That’s what money managers say started happening a few years ago in the commercial-mortgage bond market. Around 2013 and 2014, smaller ratings firms including DBRS and Kroll grabbed business from the long-time triumvirate, S&P Global Ratings, Moody’s Investors Service and Fitch Ratings. The upstarts, investors warned at the time, were being too generous in evaluating commercial-mortgage bonds. One example: banks avoided Moody’s ratings after the firm demanded that they provide more cushion against losses in the riskiest CMBS securities, and instead hired other graders with easier requirements.

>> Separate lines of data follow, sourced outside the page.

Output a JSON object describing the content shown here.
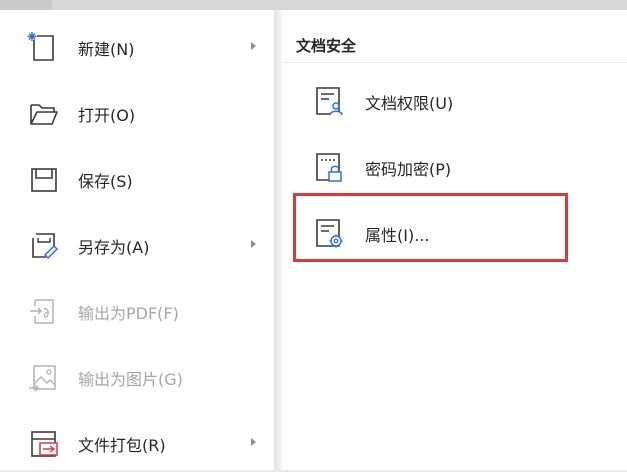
{
  "left_menu": {
    "items": [
      {
        "label": "新建(N)",
        "icon": "new-file-icon",
        "has_submenu": true,
        "enabled": true
      },
      {
        "label": "打开(O)",
        "icon": "open-folder-icon",
        "has_submenu": false,
        "enabled": true
      },
      {
        "label": "保存(S)",
        "icon": "save-icon",
        "has_submenu": false,
        "enabled": true
      },
      {
        "label": "另存为(A)",
        "icon": "save-as-icon",
        "has_submenu": true,
        "enabled": true
      },
      {
        "label": "输出为PDF(F)",
        "icon": "export-pdf-icon",
        "has_submenu": false,
        "enabled": false
      },
      {
        "label": "输出为图片(G)",
        "icon": "export-image-icon",
        "has_submenu": false,
        "enabled": false
      },
      {
        "label": "文件打包(R)",
        "icon": "file-package-icon",
        "has_submenu": true,
        "enabled": true
      }
    ]
  },
  "submenu": {
    "title": "文档安全",
    "items": [
      {
        "label": "文档权限(U)",
        "icon": "document-permission-icon"
      },
      {
        "label": "密码加密(P)",
        "icon": "password-encrypt-icon"
      },
      {
        "label": "属性(I)...",
        "icon": "document-properties-icon",
        "highlighted": true
      }
    ]
  },
  "colors": {
    "highlight_border": "#d9393b",
    "text": "#262626",
    "disabled_text": "#a6a6a6",
    "icon_stroke": "#3a3a3a",
    "accent_blue": "#2f6fd6"
  }
}
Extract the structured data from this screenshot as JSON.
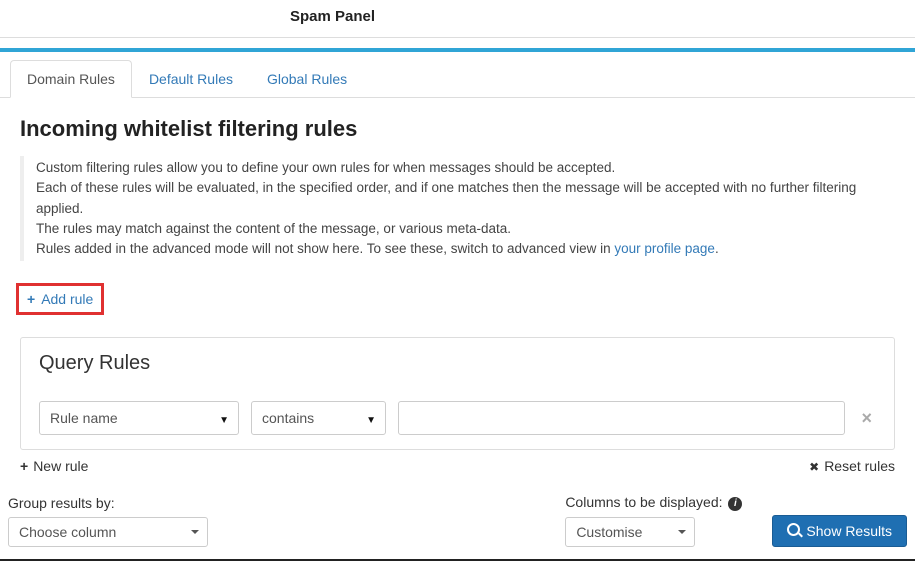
{
  "header": {
    "title": "Spam Panel"
  },
  "tabs": [
    {
      "label": "Domain Rules",
      "active": true
    },
    {
      "label": "Default Rules",
      "active": false
    },
    {
      "label": "Global Rules",
      "active": false
    }
  ],
  "section": {
    "heading": "Incoming whitelist filtering rules",
    "description_lines": [
      "Custom filtering rules allow you to define your own rules for when messages should be accepted.",
      "Each of these rules will be evaluated, in the specified order, and if one matches then the message will be accepted with no further filtering applied.",
      "The rules may match against the content of the message, or various meta-data.",
      "Rules added in the advanced mode will not show here. To see these, switch to advanced view in "
    ],
    "profile_link_text": "your profile page",
    "add_rule_label": "Add rule"
  },
  "query_panel": {
    "title": "Query Rules",
    "field_select": "Rule name",
    "operator_select": "contains",
    "value_input": "",
    "new_rule_label": "New rule",
    "reset_rules_label": "Reset rules"
  },
  "bottom": {
    "group_label": "Group results by:",
    "group_select": "Choose column",
    "columns_label": "Columns to be displayed:",
    "columns_select": "Customise",
    "show_results_label": "Show Results"
  }
}
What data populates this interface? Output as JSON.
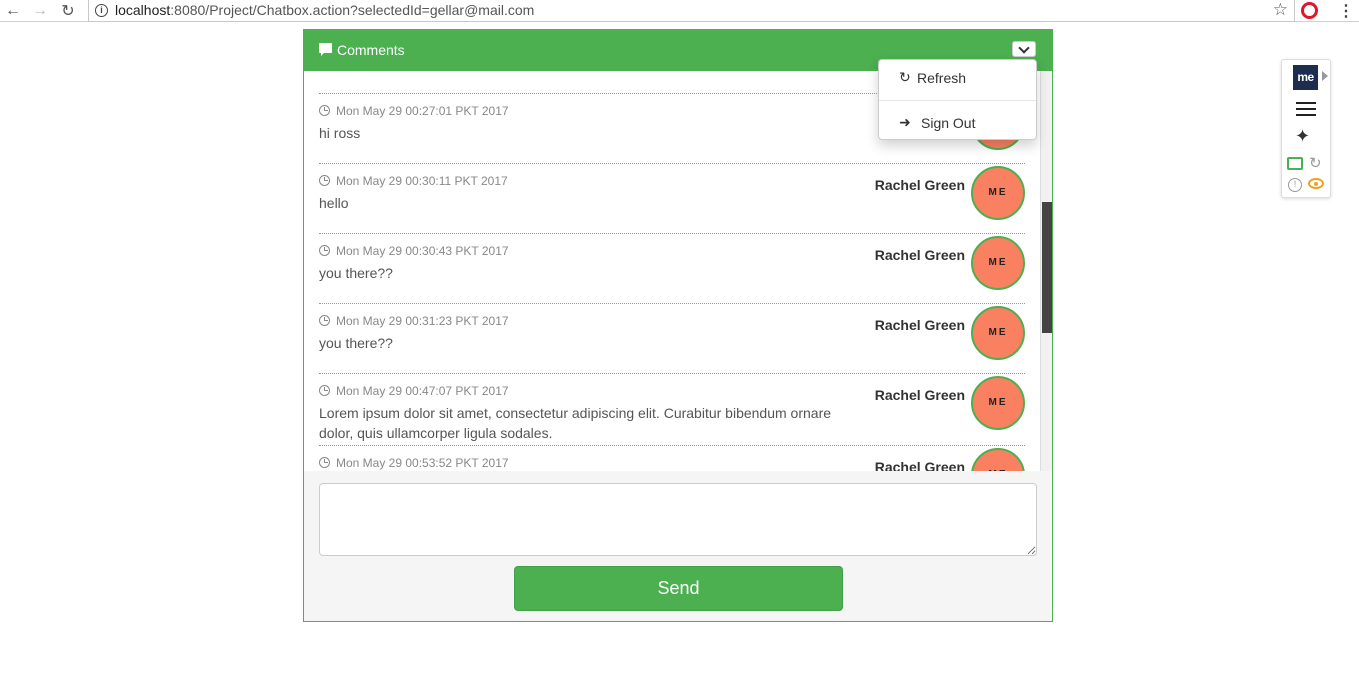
{
  "browser": {
    "url_host": "localhost",
    "url_path": ":8080/Project/Chatbox.action?selectedId=gellar@mail.com"
  },
  "panel": {
    "title": "Comments",
    "header_color": "#4caf50"
  },
  "menu": {
    "refresh_label": "Refresh",
    "signout_label": "Sign Out"
  },
  "messages": [
    {
      "time": "Mon May 29 00:27:01 PKT 2017",
      "text": "hi ross",
      "author": "R",
      "avatar": "ME"
    },
    {
      "time": "Mon May 29 00:30:11 PKT 2017",
      "text": "hello",
      "author": "Rachel Green",
      "avatar": "ME"
    },
    {
      "time": "Mon May 29 00:30:43 PKT 2017",
      "text": "you there??",
      "author": "Rachel Green",
      "avatar": "ME"
    },
    {
      "time": "Mon May 29 00:31:23 PKT 2017",
      "text": "you there??",
      "author": "Rachel Green",
      "avatar": "ME"
    },
    {
      "time": "Mon May 29 00:47:07 PKT 2017",
      "text": "Lorem ipsum dolor sit amet, consectetur adipiscing elit. Curabitur bibendum ornare dolor, quis ullamcorper ligula sodales.",
      "author": "Rachel Green",
      "avatar": "ME"
    },
    {
      "time": "Mon May 29 00:53:52 PKT 2017",
      "text": "",
      "author": "Rachel Green",
      "avatar": "ME"
    }
  ],
  "composer": {
    "placeholder": "",
    "send_label": "Send"
  },
  "extension": {
    "logo_text": "me"
  },
  "colors": {
    "accent": "#4caf50",
    "avatar": "#fa8062"
  }
}
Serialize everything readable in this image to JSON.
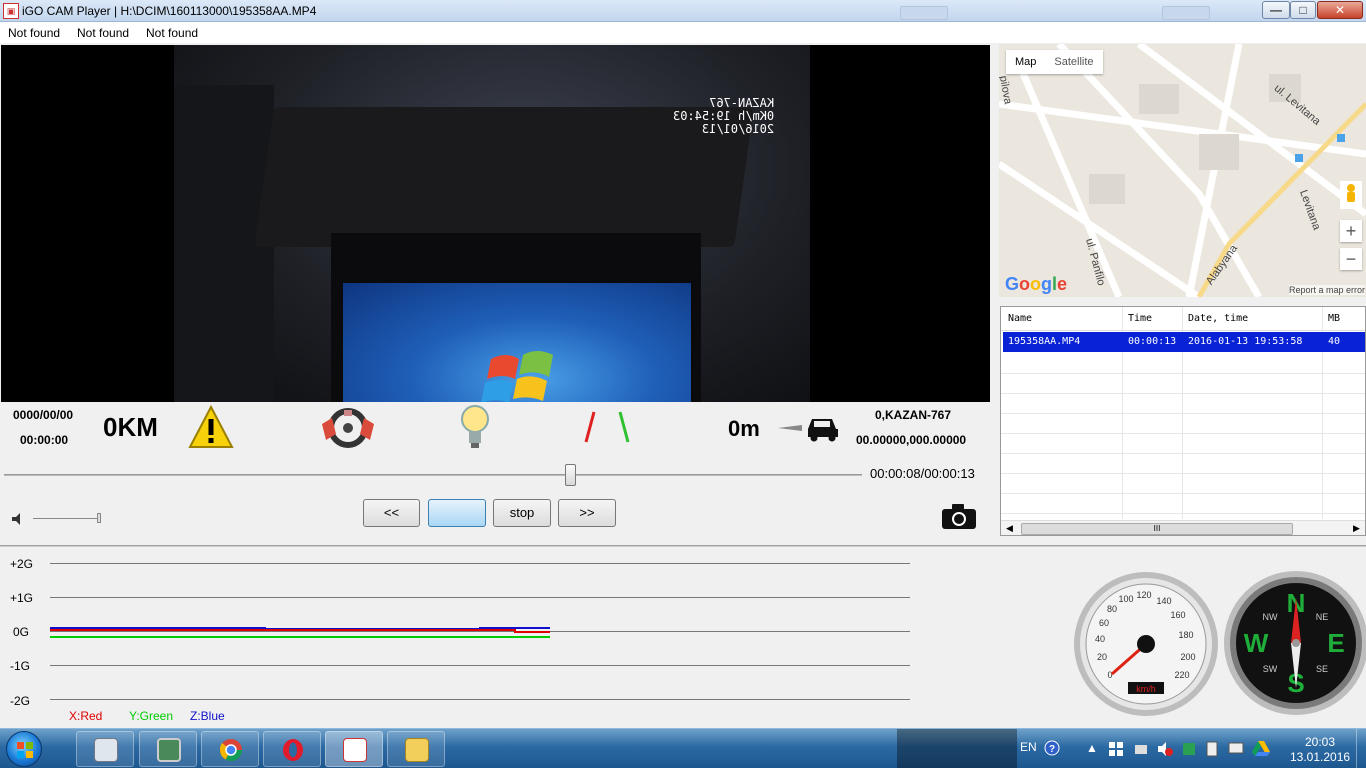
{
  "window": {
    "title": "iGO CAM Player | H:\\DCIM\\160113000\\195358AA.MP4",
    "controls": {
      "minimize": "—",
      "maximize": "□",
      "close": "✕"
    }
  },
  "menu": [
    "Not found",
    "Not found",
    "Not found"
  ],
  "video": {
    "overlay_line1": "KAZAN-767",
    "overlay_line2": "0Km/h 19:54:03",
    "overlay_line3": "2016/01/13"
  },
  "info": {
    "date": "0000/00/00",
    "time": "00:00:00",
    "speed": "0KM",
    "distance": "0m",
    "device": "0,KAZAN-767",
    "coords": "00.00000,000.00000"
  },
  "icons": {
    "warning": "warning-icon",
    "steering": "steering-wheel-icon",
    "bulb": "light-bulb-icon",
    "car": "car-icon",
    "camera": "camera-icon",
    "speaker": "speaker-icon"
  },
  "playback": {
    "progress": 0.66,
    "position": "00:00:08",
    "duration": "00:00:13",
    "readout": "00:00:08/00:00:13",
    "prev_label": "<<",
    "play_label": "",
    "stop_label": "stop",
    "next_label": ">>",
    "volume": 1.0
  },
  "map": {
    "tab_map": "Map",
    "tab_satellite": "Satellite",
    "labels": [
      "ul. Levitana",
      "Levitana",
      "Alabyana",
      "ul. Panfilo",
      "pilova"
    ],
    "zoom_in": "+",
    "zoom_out": "−",
    "brand": "Google",
    "report": "Report a map error"
  },
  "files": {
    "columns": [
      "Name",
      "Time",
      "Date, time",
      "MB"
    ],
    "rows": [
      {
        "name": "195358AA.MP4",
        "time": "00:00:13",
        "datetime": "2016-01-13 19:53:58",
        "mb": "40"
      }
    ],
    "scroll_grip": "III"
  },
  "graph": {
    "y_labels": [
      "+2G",
      "+1G",
      "0G",
      "-1G",
      "-2G"
    ],
    "legend": [
      {
        "label": "X:Red",
        "color": "#e00000"
      },
      {
        "label": "Y:Green",
        "color": "#00cc00"
      },
      {
        "label": "Z:Blue",
        "color": "#1010cc"
      }
    ]
  },
  "speedometer": {
    "ticks": [
      "0",
      "20",
      "40",
      "60",
      "80",
      "100",
      "120",
      "140",
      "160",
      "180",
      "200",
      "220"
    ],
    "unit": "km/h",
    "value": 0
  },
  "compass": {
    "letters": [
      "N",
      "E",
      "S",
      "W"
    ],
    "minor": [
      "NE",
      "SE",
      "SW",
      "NW"
    ]
  },
  "taskbar": {
    "lang": "EN",
    "clock_time": "20:03",
    "clock_date": "13.01.2016"
  },
  "colors": {
    "selection": "#0a22d6",
    "title_gradient": "#c2d6ee",
    "taskbar": "#2c6aa4"
  }
}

For their part, the ratings firms say increased competition since the 2008 financial crisis has created more checks and balances on grades, and that the issuer-pay model works. Kroll and DBRS say their recent ratings cuts are isolated and not indicative of a wider problem in commercial real estate or with their criteria. Kroll also said it is more proactive about identifying troubled deals than competitors.
Investors were already signaling their skepticism with grades from upstart firms even before the recent downgrades. Prices on bonds they rated from 2014 have dropped over the past two years, and in general trade at lower valuations relative to benchmarks than peers, said Dave Goodson, head of securitized products at Voya Investment Management in Atlanta.
“Ratings shopping’s impact is already clearly manifest in the market,” Goodson said. While bond graders ought to have differing views for any deal, it’s problematic if standards end up broadly dropping, he said. “There can be real consequences for the market from rating agency competition.” The problem abated last year in part because of investors’ pushback.
Investors, lawmakers, and others have long complained about credit rating firms loosening their standards to win business. The financial crisis was fueled in part by major ratings firms — led by Moody’s, S&P and Fitch — making it easier for residential mortgage bonds to win top grades, according to the U.S. Financial Crisis Inquiry Commission.
Even after the crisis, the U.S. Securities and Exchange Commission fined S&P and barred the firm from a major portion of the commercial-mortgage bond market for a year, saying it watered down its requirements in 2012 in order to win business, while masking the changes from investors. Lawmakers and regulators have taken some steps to overhaul the credit ratings industry, including removing some credit-rating references from regulation, but haven’t altered how the companies are paid.
“The same credit rating system is still in place,” Al Franken, a Democratic U.S. Senator who has tried to pass legislation that would have changed the bond graders’ business models, said in an emailed statement to Bloomberg. “Unless we take action those agencies will continue to put the financial security of Americans at risk.”